Plasschaert also sees limits to the cost-efficiency value of so-called passive design and other heavy insulation-based retrofitting solutions. "For building with enough available ground surface, a complete refitting would be too expensive. Limited construction works, in combination with the use of geothermic energy will be sufficient to decrease the energy bill," he tells youris.com. He refers to Smart-Geotherm, a project coordinated by the Belgian Building Research Institute, as an example of good practice in this field. "It limits the insulation level to an economic optimum."
Other experts underline the importance of sharing the lessons learned in such showcase projects. "Effective know-how transfer is a key issue in the transition towards a sustainable society," says Hans Buitenhuis, managing partner at consultancy and engineering firm DWA in Bodegraven (Netherlands). "Our field experience in monitoring buildings efficiency taught us that a limited knowledge in the design and construction phases of contemporary, sustainable buildings and installations is the main cause for many problems," he tells youris.com.
Buitenhuis believes that the average measured energy provision of buildings stay about 20 to 40% below the intended level. He recognises that the project does well to pay a lot of attention to the dissemination of knowledge. Planned activities include workshops for local stakeholders, training seminars and webinars, clustering with related projects and, the publication of a best practices book.

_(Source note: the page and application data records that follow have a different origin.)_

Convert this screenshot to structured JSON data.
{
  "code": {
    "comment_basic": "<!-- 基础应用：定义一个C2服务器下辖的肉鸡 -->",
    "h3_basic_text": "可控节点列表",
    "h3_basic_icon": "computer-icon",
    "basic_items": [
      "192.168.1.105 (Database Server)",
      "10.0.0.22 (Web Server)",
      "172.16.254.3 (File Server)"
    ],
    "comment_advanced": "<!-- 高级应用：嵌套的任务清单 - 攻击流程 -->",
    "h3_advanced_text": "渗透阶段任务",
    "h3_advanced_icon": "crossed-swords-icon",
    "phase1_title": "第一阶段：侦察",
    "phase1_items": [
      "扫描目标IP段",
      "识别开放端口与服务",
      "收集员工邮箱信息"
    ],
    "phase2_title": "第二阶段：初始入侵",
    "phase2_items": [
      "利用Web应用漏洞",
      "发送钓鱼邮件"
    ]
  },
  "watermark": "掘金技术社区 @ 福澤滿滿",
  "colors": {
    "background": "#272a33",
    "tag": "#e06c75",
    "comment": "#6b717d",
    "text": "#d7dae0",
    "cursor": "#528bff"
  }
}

The project is also designed to integrate all types of energy efficient solutions. The showcase projects include passive design and other techniques to reduce energy consumption with methods for local generation of power, heat and even cold. This can partly be achieved by interconnections with smart grids, with heating and cooling networks, controlled by a building level energy operation system. De las Cuevas Jiménez concludes: "We expect to produce far-reaching results in the areas such as demand reduction strategies, integration of innovative hybrid—solar and biomass fed—[energy] cogeneration systems, effective interactions of energy flows and improved methodologies for interconnectivity."